Schellens, T., Keer, H. V., De Wever, B., & Valcke, M. (2009). Tagging thinking types in asynchronous discussion groups: Effects on critical thinking. Interactive Learning Environments, 17(1), 77–94. CrossRef
Siegel, H. (1988). Educating reason: Rationality, critical thinking, and education. New York: Routledge.
Steinbrink, J. E., & Bliss, D. (1988). Using political cartoons to teach thinking skills. The Social Studies, 79(5), 217–220.
Swartz, R. J. & Parks, S. (1994). Infusing the teaching of critical and creative thinking into content instruction. A lesson design handbook for the elementary grades. Critical Thinking Press & Software.
Taylor, L. (1992). Mathematics attitude development from a Vygotskian perspective. Mathematics Education Research Journal, 4, 8–23.
Vogler, K. (2004). Using political cartoons to improve your verbal questioning. Social Studies, 95(1), 11–15. CrossRef
Voogt, J., & Roblin, N. P. (2012). A comparative analysis of international frameworks for 21st century competences: Implications for national curriculum policies. Journal of Curriculum Studies, 44(3), 299–321. CrossRef
Wade, S., Niederhauser, D. S., Cannon, M., & Long, T. (2001). Electronic discussions in an issues course. Expanding the boundaries of the classroom. Journal of Computing in Teacher Education, 17(3), 4–9.
Waring, S. M., & Robinson, K. S. (2010). Developing critical historical thinking skills in middle grades social studies. Middle School Journal, 22–28.

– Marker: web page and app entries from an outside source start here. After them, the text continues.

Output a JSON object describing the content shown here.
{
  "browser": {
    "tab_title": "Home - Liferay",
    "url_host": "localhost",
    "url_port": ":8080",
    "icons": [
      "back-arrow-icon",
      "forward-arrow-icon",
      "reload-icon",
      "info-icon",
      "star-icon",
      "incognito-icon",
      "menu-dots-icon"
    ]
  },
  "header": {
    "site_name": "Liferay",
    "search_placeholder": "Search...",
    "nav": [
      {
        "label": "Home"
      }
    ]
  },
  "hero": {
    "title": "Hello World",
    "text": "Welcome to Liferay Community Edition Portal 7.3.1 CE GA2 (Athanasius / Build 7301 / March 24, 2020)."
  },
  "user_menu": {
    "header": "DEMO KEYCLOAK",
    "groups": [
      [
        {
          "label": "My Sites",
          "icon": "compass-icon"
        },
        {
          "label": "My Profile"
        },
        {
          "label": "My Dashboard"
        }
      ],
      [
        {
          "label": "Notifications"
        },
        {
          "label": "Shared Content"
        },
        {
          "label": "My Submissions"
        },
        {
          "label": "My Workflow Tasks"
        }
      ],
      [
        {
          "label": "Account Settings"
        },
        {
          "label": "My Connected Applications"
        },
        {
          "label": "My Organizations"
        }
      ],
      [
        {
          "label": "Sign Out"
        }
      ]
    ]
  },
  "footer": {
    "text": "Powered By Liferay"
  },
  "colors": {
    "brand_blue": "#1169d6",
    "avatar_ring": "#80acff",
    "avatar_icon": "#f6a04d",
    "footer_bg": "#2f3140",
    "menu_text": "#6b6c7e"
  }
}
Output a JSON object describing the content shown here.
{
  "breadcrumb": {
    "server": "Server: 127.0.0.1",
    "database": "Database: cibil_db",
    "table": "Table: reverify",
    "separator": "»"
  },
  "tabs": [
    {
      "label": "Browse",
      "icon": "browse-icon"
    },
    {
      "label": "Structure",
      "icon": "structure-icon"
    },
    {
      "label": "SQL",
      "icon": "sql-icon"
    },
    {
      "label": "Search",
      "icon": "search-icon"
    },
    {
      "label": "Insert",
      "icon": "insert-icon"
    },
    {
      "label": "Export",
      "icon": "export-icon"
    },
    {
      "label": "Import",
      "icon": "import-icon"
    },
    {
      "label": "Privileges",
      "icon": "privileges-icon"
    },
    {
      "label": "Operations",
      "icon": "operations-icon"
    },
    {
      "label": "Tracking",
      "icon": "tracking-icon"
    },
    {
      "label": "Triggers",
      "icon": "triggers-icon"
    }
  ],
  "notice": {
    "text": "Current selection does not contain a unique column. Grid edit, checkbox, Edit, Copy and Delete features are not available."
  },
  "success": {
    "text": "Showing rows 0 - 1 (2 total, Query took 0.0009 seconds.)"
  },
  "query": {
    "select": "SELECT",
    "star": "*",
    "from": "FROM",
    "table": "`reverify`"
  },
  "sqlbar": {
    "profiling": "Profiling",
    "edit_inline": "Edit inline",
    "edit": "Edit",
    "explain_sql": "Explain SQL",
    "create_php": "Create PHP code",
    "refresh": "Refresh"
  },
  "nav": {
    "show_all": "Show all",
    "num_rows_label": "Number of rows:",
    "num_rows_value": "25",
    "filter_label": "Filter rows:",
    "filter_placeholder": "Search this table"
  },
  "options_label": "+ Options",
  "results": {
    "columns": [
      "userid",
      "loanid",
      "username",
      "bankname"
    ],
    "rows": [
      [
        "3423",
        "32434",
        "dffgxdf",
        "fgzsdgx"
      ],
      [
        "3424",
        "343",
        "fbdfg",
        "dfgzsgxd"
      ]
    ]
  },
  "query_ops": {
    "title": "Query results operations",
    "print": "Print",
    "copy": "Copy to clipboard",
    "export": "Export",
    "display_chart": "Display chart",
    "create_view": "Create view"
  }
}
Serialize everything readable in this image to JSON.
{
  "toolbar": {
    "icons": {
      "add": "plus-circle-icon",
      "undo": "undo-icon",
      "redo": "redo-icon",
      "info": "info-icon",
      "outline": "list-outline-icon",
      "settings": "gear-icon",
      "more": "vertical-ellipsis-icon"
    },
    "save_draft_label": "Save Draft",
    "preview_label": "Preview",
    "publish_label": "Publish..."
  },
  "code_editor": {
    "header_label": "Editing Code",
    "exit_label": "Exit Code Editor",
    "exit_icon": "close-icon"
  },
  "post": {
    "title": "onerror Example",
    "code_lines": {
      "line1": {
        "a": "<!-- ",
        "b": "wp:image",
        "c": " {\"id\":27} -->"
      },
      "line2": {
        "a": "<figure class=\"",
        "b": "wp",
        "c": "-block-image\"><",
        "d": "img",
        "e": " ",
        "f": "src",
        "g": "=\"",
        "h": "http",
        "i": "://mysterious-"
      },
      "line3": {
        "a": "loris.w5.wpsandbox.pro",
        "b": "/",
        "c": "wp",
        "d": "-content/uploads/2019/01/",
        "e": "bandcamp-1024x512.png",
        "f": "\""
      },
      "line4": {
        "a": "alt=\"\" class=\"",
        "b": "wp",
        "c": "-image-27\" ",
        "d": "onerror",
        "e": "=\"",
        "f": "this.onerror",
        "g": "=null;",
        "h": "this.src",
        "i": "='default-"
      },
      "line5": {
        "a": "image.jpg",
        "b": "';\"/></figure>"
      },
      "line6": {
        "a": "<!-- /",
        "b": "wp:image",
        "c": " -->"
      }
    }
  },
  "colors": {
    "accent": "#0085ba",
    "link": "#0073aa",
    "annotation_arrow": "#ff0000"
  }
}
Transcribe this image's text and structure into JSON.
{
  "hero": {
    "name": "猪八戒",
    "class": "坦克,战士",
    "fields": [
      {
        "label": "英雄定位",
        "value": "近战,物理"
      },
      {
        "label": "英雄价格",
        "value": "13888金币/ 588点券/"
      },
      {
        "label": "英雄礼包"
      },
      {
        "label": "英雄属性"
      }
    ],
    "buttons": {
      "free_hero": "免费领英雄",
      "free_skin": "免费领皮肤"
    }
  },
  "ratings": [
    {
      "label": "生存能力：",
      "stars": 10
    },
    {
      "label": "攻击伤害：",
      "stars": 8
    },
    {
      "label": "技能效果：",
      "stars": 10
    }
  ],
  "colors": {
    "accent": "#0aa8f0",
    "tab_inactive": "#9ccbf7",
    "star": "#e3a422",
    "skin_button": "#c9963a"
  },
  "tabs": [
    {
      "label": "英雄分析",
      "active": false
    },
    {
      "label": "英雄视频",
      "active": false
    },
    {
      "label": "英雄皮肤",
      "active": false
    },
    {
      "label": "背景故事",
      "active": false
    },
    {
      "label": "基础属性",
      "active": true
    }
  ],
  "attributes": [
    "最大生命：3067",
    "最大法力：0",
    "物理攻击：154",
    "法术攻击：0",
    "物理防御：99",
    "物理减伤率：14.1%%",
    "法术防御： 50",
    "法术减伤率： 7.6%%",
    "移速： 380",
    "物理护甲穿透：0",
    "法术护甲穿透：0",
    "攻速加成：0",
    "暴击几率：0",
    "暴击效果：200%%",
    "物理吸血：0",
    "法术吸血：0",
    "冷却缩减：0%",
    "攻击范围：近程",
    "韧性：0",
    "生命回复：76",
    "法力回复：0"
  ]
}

White, C. W. (1999). Transforming social studies education: A critical perspective. Springfield: Charles C. Thomas.
White, J. E., Nativio, D. G., Kobert, S. N., & Engberg, S. J. (1992). Content and process in clinical decision-making by nurse practitioners. IMAGE, 24, 153–158.
Wright, I. (2002a). Challenging students with the tools of critical thinking. The Social Studies, 93(6), 257–261. CrossRef
Wright, I. (2002b). Critical thinking in the schools: Why doesn’t much happen? Informal Logic, 22(2), 137–154.
Yang, S. C., & Chung, T.-Y. (2009). Experimental study of teaching critical thinking in civic education in Taiwanese junior high school. British Journal of Educational Psychology, 79, 29–55. CrossRef
Yang, Y.-T. C., Newby, T. J., & Bill, R. L. (2005). Using Socratic questioning to promote critical thinking skills through asynchronous discussion forums in distance learning environments. American Journal of Distance Education, 19(3), 163–181. CrossRef
Zhao, Y., & Hoge, J. D. (2005). What elementary students and teachers say about social studies. The Social Studies, 96(5), 216–221. CrossRef
Zohar, A., Weinberger, Y., & Tamir, P. (1994). The effect of the biology critical thinking project on the development of critical thinking. Journal of Research in Science Teaching, 31(2), 183–196. CrossRef
- Improving Social Studies Students’ Critical Thinking
Khe Foon Hew
Wing Sum Cheung
- Springer Singapore
- Chapter 4
Neuer Inhalt/© ITandMEDIA, Best Practices für die Mitarbeiter-Partizipation in der Produktentwicklung/© astrosystem | stock.adobe.com